Celebrate the Holy Wait
by Tracy Hilts | December 6, 2021
Why in a world of instant everything would we celebrate waiting? A great paradox of Advent is that we wait for a blessing we know we already have. Why would we deliberately set our hearts in a posture of longing and anticipation for something that is already ours?
Advent requires an intentionality that does not come naturally to our western mindset. And yet every year, not as a biblical mandate but as a Christian cultural tradition, we relearn the lesson of waiting for someone precious—the Christ-child who brings us salvation.
Our shared celebration of waiting requires a willful adjustment of perspective. How we choose to look at something makes all the difference in what we see. Watching the joy of a child who is opening an Advent calendar can be an invitation to infuse each day with refreshed anticipation. We can open our spirit daily to heighten our sense of God’s promise and faithfulness. In the kingdom community, Advent is an opportunity for God to teach our hearts to celebrate waiting as a corporate spiritual discipline of trust. As our hearts swell toward Christmas, our carols, candles, and traditions of anticipation culminate in a global celebration of God’s faithfulness in bringing the Messiah to a manger. The starlight of Christmas and the sunrise of Easter are the foundations of faithfulness on the Christian calendar. Advent, like Lent, is a season of savoring God’s goodness and anticipating his favor. The holidays become the Holy Days.
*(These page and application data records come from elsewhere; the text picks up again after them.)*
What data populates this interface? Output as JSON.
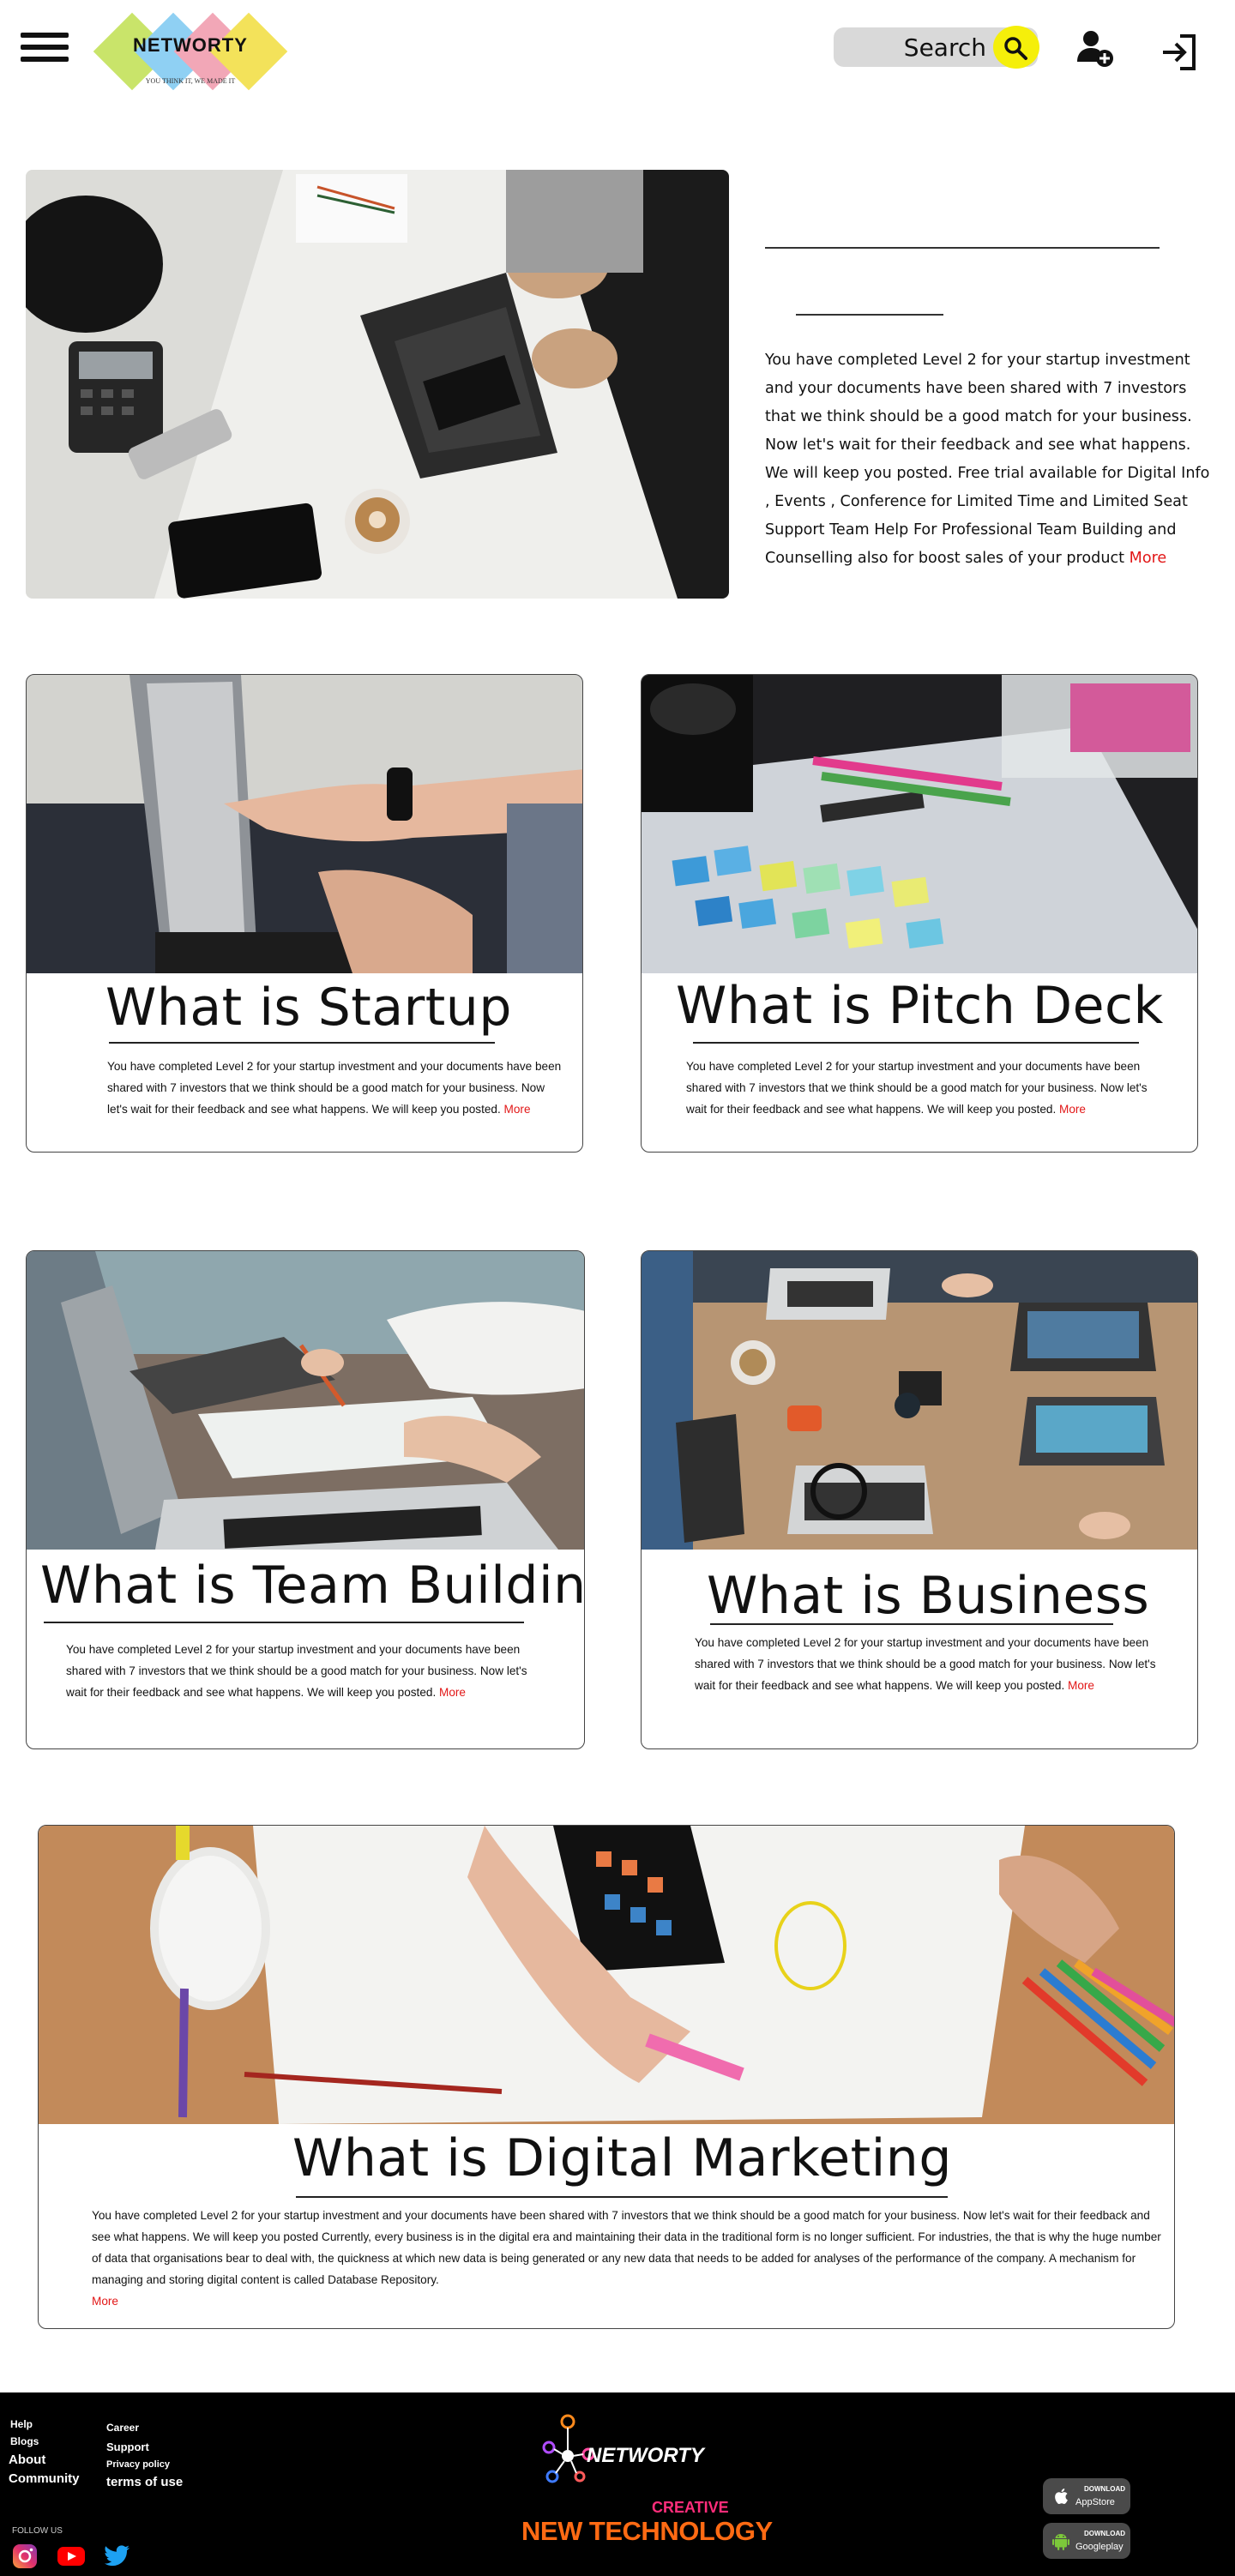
{
  "header": {
    "brand": "NETWORTY",
    "tagline": "YOU THINK IT, WE MADE IT",
    "search_placeholder": "Search",
    "icons": [
      "menu-icon",
      "search-icon",
      "add-user-icon",
      "login-icon"
    ]
  },
  "hero": {
    "text": "You have completed Level 2 for your startup investment and your documents have been shared with 7 investors that we think should be a good match for your business. Now let's wait for their feedback and see what happens. We will keep you posted. Free trial available for Digital Info , Events , Conference for Limited Time and Limited Seat Support Team Help For Professional Team Building and Counselling also for boost sales of your product",
    "more": "More"
  },
  "cards": [
    {
      "title": "What is Startup",
      "text": "You have completed Level 2 for your startup investment and your documents have been shared with 7 investors that we think should be a good match for your business. Now let's wait for their feedback and see what happens. We will keep you posted.",
      "more": "More"
    },
    {
      "title": "What is Pitch Deck",
      "text": "You have completed Level 2 for your startup investment and your documents have been shared with 7 investors that we think should be a good match for your business. Now let's wait for their feedback and see what happens. We will keep you posted.",
      "more": "More"
    },
    {
      "title": "What is Team Building",
      "text": "You have completed Level 2 for your startup investment and your documents have been shared with 7 investors that we think should be a good match for your business. Now let's wait for their feedback and see what happens. We will keep you posted.",
      "more": "More"
    },
    {
      "title": "What is Business",
      "text": "You have completed Level 2 for your startup investment and your documents have been shared with 7 investors that we think should be a good match for your business. Now let's wait for their feedback and see what happens. We will keep you posted.",
      "more": "More"
    },
    {
      "title": "What is Digital Marketing",
      "text": "You have completed Level 2 for your startup investment and your documents have been shared with 7 investors that we think should be a good match for your business. Now let's wait for their feedback and see what happens. We will keep you posted Currently, every business is in the digital era and maintaining their data in the traditional form is no longer sufficient. For industries, the that is why the huge number of data that organisations bear to deal with, the quickness at which new data is being generated or any new data that needs to be added for analyses of the performance of the company. A mechanism for managing and storing digital content is called Database Repository.",
      "more": "More"
    }
  ],
  "footer": {
    "links_col1": [
      "Help",
      "Blogs",
      "About",
      "Community"
    ],
    "links_col2": [
      "Career",
      "Support",
      "Privacy policy",
      "terms of use"
    ],
    "follow_us": "FOLLOW US",
    "social_icons": [
      "instagram-icon",
      "youtube-icon",
      "twitter-icon"
    ],
    "brand": "NETWORTY",
    "creative": "CREATIVE",
    "new_tech": "NEW TECHNOLOGY",
    "stores": [
      {
        "top": "DOWNLOAD",
        "bottom": "AppStore",
        "icon": "apple-icon"
      },
      {
        "top": "DOWNLOAD",
        "bottom": "Googleplay",
        "icon": "android-icon"
      }
    ]
  },
  "colors": {
    "accent_red": "#e21717",
    "search_button": "#f5ef0a",
    "footer_bg": "#000000",
    "footer_brand_orange": "#ff6a13",
    "footer_brand_pink": "#ff2d7a"
  }
}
I learned to savor the coming of Christ 25 years ago during a long December. My mom’s doctor said she would probably succumb to her cancer by the end of the month. I vividly remember turning the wall calendar in her kitchen from November to December and scanning down the days—wondering which date would be marked forever as her last. Each day came quicker than the previous day, yet there were minutes in each day that seemed to take hours to pass.
A great paradox of Advent is that we wait for a blessing we know we already have.
Actively waiting for a momentous event can distort time that way. Our journey was blessed by the perspective that Mom had a personal, salvation relationship with Jesus. She wanted to talk about heaven. Would the streets really be made of gold? Would she see her father right away? Would she recognize the baby son she lost in a traffic accident some 30 years prior? Mom was waiting for someone and something precious—her family members who had died before her and her heavenly home. Her perspective on waiting was bathed in the light of the hope just over the horizon, the hope of the coming Christ.
After 25 years, the lessons of that December are deeper and richer for me than ever. Advent is infused with waiting for healing. When sickness is in front of you or you’ve come face to heart with the brokenness of this world, you long for restoration. You may cry out like the psalmist in chapter 13 who said, “How long, LORD? Will you forget me forever? How long will you hide your face from me? How long must I wrestle with my thoughts and day after day have sorrow in my heart? How long will my enemy triumph over me?” You may sing as Charles Wesley did, “Come, thou long expected Jesus, born to set thy people free; from our fears and sins release us, let us find our rest in thee.”
The point of waiting isn’t the wait. The point of waiting is trust. When God heals a broken world by sending his Son or heals a broken body by bringing his daughter home, faithfulness shines through the darkness. Trust is strengthened, and our hearts are renewed. When we sing and gather and remind each other that Christ is coming, we bless our children with an example of faithfulness that reflects God’s. We give gifts and gather together because we know how the story ends, and we want to laugh and cherish the latest reenactment of the greatest story ever told. If your heart needs healing this season (and whose does not?), let us embrace a holy wait and let the days of Advent usher us into the peace and joy of our salvation.